The problem:
Reproduce each entry below in full, exactly as it was given.
========================================
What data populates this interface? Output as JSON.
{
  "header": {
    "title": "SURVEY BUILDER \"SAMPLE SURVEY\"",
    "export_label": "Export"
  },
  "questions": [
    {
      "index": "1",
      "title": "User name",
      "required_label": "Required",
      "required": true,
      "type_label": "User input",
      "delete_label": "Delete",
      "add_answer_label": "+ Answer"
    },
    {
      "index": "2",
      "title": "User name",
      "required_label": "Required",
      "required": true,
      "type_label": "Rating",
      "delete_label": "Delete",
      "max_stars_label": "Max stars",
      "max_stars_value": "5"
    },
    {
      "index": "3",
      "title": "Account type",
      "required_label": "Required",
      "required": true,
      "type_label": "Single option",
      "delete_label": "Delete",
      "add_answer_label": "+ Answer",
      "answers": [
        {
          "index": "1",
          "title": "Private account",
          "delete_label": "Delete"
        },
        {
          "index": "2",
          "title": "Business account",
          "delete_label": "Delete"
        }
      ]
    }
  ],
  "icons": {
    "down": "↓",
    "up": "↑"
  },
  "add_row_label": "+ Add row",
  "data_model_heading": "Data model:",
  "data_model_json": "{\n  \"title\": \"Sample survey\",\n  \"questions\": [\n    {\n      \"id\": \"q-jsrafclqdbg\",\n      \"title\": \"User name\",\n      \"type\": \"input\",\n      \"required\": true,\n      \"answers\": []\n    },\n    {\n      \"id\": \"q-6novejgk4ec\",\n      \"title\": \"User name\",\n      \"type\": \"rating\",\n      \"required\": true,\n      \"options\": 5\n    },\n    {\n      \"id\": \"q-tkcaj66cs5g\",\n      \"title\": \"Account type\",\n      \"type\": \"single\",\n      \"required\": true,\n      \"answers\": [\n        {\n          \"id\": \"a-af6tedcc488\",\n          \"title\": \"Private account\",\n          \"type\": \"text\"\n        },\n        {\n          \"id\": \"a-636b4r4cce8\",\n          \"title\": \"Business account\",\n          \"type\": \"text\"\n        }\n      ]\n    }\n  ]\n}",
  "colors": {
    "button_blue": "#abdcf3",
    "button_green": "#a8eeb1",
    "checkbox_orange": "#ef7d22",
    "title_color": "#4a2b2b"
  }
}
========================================
Answer below:
What data populates this interface? Output as JSON.
{
  "header": {
    "title": "SURVEY BUILDER \"SAMPLE SURVEY\"",
    "export_label": "Export"
  },
  "questions": [
    {
      "index": "1",
      "title": "User name",
      "required_label": "Required",
      "required": true,
      "type_label": "User input",
      "delete_label": "Delete",
      "add_answer_label": "+ Answer"
    },
    {
      "index": "2",
      "title": "User name",
      "required_label": "Required",
      "required": true,
      "type_label": "Rating",
      "delete_label": "Delete",
      "max_stars_label": "Max stars",
      "max_stars_value": "5"
    },
    {
      "index": "3",
      "title": "Account type",
      "required_label": "Required",
      "required": true,
      "type_label": "Single option",
      "delete_label": "Delete",
      "add_answer_label": "+ Answer",
      "answers": [
        {
          "index": "1",
          "title": "Private account",
          "delete_label": "Delete"
        },
        {
          "index": "2",
          "title": "Business account",
          "delete_label": "Delete"
        }
      ]
    }
  ],
  "icons": {
    "down": "↓",
    "up": "↑"
  },
  "add_row_label": "+ Add row",
  "data_model_heading": "Data model:",
  "data_model_json": "{\n  \"title\": \"Sample survey\",\n  \"questions\": [\n    {\n      \"id\": \"q-jsrafclqdbg\",\n      \"title\": \"User name\",\n      \"type\": \"input\",\n      \"required\": true,\n      \"answers\": []\n    },\n    {\n      \"id\": \"q-6novejgk4ec\",\n      \"title\": \"User name\",\n      \"type\": \"rating\",\n      \"required\": true,\n      \"options\": 5\n    },\n    {\n      \"id\": \"q-tkcaj66cs5g\",\n      \"title\": \"Account type\",\n      \"type\": \"single\",\n      \"required\": true,\n      \"answers\": [\n        {\n          \"id\": \"a-af6tedcc488\",\n          \"title\": \"Private account\",\n          \"type\": \"text\"\n        },\n        {\n          \"id\": \"a-636b4r4cce8\",\n          \"title\": \"Business account\",\n          \"type\": \"text\"\n        }\n      ]\n    }\n  ]\n}",
  "colors": {
    "button_blue": "#abdcf3",
    "button_green": "#a8eeb1",
    "checkbox_orange": "#ef7d22",
    "title_color": "#4a2b2b"
  }
}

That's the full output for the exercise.